I wrote a whole book around their answers, so I won't go into all that right now (but I'll be giving an online class right at Coffeehouse for Writers if you're interested in discovering more). What I will do is tell you what I plan to do when I'm ready to write a novel, and how you might like doing the same thing.
I'm going to use Diana Gabaldon's "chunk" method when I write my novel. Sometimes she calls it the "kernel" method. Same difference. Gabaldon writes very long time-travel-romantic-historical fantasias, quite engrossing, and her wry sense of humor shows all through them. What Diana does is she starts anywhere and writes anything. Then she writes anything else--whatever she feels like writing.
Say she wants to set some scenes in Scotland (she did). Perhaps the mood would strike her to describe the town. Fine. Put a description of the town into the computer. Later she feels like writing a funny love scene, or a conversation between a serving maid and a stranger. So she does.
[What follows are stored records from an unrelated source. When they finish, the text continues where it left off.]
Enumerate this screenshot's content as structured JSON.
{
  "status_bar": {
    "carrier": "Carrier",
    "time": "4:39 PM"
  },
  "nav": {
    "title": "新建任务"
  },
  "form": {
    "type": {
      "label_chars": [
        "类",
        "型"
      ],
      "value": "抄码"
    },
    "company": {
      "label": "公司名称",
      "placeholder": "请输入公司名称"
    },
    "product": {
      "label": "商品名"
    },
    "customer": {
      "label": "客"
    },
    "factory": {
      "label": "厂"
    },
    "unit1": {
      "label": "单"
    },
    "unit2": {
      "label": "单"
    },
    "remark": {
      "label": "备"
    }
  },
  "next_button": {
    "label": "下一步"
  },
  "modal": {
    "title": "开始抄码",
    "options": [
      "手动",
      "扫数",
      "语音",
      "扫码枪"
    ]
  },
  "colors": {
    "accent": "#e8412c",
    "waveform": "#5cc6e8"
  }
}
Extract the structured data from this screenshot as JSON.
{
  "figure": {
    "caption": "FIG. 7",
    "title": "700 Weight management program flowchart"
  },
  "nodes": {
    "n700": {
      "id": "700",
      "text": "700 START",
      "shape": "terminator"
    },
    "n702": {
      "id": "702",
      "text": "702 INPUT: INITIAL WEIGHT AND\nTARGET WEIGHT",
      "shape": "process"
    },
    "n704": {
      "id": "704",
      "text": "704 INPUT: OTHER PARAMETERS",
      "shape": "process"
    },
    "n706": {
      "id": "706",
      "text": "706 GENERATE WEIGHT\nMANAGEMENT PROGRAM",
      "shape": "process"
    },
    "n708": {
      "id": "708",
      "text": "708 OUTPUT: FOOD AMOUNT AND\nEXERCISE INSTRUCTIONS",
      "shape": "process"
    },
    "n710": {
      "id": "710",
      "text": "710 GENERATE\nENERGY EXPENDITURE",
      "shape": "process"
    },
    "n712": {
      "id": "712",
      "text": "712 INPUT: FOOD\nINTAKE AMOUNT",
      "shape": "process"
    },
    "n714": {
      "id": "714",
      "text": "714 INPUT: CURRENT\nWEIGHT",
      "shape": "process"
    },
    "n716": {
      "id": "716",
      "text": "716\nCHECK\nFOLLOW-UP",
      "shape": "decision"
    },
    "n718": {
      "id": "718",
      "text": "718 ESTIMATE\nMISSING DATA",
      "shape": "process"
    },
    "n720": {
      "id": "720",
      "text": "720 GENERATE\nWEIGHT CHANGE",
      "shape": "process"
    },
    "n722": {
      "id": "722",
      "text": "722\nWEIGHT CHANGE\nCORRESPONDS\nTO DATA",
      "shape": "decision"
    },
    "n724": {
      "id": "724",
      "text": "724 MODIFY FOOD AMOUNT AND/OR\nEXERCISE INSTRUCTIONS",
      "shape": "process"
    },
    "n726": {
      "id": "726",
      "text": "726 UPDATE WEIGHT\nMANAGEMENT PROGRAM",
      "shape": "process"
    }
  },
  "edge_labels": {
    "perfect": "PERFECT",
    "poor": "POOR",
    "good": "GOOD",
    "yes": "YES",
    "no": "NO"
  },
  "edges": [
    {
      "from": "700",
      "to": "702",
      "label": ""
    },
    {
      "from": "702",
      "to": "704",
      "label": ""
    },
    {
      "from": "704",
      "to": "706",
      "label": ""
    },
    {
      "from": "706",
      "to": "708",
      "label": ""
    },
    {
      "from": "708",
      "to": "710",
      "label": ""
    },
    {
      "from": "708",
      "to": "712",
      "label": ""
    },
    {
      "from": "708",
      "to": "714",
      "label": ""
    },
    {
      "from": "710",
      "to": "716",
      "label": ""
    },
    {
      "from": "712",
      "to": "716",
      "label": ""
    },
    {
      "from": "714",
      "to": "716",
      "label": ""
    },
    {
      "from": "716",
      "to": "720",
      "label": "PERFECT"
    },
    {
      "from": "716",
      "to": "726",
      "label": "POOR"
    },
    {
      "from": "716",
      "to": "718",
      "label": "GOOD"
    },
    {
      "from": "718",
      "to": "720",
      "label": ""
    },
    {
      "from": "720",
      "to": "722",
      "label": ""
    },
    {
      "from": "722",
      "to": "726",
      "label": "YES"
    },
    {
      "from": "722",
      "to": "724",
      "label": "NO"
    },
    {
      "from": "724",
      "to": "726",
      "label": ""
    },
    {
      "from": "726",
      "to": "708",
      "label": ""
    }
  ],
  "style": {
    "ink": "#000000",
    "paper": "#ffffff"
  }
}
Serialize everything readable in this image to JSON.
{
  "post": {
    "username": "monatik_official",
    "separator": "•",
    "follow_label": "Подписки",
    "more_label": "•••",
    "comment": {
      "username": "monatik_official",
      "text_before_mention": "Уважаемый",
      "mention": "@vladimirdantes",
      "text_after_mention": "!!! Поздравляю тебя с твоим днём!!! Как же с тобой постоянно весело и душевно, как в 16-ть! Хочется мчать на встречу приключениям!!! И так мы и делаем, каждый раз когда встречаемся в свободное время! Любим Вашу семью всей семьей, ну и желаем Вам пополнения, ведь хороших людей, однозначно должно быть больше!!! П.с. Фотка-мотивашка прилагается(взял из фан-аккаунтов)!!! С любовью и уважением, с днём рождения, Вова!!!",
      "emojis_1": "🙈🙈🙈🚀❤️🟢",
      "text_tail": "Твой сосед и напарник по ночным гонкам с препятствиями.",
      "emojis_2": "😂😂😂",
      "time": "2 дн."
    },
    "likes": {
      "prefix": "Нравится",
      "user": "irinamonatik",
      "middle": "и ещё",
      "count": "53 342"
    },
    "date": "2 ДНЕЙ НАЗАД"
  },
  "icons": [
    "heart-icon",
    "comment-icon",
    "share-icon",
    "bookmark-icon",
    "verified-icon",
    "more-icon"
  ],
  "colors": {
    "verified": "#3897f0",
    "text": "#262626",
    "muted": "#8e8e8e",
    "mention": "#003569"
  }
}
Gabaldon describes her process like this: "I don't normally write anything from the beginning and work straight through. I will pick up some bit of resonance--I call it a kernel. In terms of fiction, it's a very vivid image or line of dialogue or an emotional ambiance; in nonfiction, it's a striking idea or turn of a phrase. Anything that I can put on paper easily, I put that down first. And then you've got something to stand on when you're working backwards and forwards. In its own good time, the first sentence will come along and you can put it where it belongs."
Gabaldon further explained that her chunks, while not geographically next to each other in the finished book, would eventually start sticking together and forming a kind of framework. Once the connected chunks became a long enough sequence, say one that might run 150 pages, she'd be more able to see what was going to happen next. She explains:
"They would be long sequences connected to each other like continents rising out of the ocean. First you just see the tips of the islands--the volcanoes coming up--but then as the whole landmass rises the contours become evident. You can see where one valley leads into the next mountain."
And all this starts with a scrap of dialogue, a mood, or a vivid image. I can do that. And, I bet, so can you.